#### TASK BRIEF
Copy out each line containing "icon" from the entries below.

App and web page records
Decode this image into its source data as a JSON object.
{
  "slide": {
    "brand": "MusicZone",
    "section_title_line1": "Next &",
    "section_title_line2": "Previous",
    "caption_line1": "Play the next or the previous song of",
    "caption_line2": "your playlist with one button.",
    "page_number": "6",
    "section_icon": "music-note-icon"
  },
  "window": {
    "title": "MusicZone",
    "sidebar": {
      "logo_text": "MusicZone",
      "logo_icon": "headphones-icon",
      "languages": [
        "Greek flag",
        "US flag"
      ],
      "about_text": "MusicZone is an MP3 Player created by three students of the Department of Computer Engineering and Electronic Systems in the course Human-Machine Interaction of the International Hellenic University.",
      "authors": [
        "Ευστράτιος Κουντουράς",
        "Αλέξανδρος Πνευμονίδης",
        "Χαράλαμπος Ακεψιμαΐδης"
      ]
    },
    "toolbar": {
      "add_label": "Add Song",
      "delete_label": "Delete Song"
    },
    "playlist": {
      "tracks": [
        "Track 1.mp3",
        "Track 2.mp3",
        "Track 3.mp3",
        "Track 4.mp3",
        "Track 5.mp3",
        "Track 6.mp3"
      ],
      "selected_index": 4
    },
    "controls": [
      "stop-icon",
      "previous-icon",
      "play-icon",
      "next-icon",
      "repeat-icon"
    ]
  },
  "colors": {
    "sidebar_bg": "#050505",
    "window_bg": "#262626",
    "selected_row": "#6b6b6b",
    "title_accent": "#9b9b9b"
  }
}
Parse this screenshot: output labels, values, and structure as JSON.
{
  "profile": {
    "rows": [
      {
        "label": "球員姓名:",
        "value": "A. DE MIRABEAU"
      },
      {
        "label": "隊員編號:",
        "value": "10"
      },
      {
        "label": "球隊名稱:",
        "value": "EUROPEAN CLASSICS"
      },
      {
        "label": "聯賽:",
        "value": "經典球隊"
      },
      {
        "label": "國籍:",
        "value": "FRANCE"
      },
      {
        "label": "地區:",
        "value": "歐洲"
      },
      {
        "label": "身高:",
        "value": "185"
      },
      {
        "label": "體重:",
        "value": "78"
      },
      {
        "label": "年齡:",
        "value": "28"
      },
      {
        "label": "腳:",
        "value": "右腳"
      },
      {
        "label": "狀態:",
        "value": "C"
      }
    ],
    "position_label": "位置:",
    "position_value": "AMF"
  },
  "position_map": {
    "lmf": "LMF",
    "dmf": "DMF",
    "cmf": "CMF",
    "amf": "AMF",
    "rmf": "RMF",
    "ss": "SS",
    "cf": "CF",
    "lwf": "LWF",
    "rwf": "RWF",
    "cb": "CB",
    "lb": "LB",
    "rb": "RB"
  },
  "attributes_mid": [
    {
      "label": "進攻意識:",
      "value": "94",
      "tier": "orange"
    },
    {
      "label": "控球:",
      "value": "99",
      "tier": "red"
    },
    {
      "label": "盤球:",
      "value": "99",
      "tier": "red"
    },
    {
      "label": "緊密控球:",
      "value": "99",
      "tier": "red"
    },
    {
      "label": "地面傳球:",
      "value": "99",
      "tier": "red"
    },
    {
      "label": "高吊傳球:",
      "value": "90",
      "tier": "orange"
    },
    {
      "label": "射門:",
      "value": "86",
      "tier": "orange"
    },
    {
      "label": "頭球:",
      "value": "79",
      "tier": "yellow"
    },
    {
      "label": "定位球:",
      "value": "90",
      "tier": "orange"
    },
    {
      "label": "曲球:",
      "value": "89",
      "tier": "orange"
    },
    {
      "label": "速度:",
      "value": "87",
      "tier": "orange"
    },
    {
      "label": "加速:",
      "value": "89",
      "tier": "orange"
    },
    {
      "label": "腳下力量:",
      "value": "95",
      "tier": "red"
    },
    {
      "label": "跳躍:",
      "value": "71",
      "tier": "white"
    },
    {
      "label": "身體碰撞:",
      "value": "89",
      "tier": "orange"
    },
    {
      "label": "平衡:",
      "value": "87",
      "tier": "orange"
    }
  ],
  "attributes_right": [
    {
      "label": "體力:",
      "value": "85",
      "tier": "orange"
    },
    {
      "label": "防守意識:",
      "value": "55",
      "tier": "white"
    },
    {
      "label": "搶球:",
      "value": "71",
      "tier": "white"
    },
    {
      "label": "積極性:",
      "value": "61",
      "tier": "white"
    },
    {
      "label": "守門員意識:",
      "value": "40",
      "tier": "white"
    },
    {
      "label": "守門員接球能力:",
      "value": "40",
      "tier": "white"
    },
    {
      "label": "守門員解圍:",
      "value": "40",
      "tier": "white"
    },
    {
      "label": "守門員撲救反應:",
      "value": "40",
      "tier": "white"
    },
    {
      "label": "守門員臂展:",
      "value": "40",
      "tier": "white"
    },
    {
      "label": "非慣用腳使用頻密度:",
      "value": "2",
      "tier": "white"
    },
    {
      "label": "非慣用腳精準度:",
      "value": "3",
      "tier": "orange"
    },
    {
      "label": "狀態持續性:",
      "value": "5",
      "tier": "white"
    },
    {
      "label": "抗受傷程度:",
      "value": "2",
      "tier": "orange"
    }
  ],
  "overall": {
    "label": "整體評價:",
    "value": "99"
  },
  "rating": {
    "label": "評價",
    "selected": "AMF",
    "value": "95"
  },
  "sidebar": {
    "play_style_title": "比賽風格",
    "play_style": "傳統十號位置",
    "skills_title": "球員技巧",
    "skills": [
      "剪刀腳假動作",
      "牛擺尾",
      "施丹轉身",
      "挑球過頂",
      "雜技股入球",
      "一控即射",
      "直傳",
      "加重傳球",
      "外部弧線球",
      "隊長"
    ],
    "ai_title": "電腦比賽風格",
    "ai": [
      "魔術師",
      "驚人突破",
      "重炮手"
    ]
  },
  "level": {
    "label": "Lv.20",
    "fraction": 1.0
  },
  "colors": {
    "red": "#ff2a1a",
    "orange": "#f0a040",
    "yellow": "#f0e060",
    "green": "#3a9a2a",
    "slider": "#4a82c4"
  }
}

#### EXPECTED OUTPUT
    "section_icon": "music-note-icon"
      "logo_icon": "headphones-icon",
      "stop-icon",
      "previous-icon",
      "play-icon",
      "next-icon",
      "repeat-icon"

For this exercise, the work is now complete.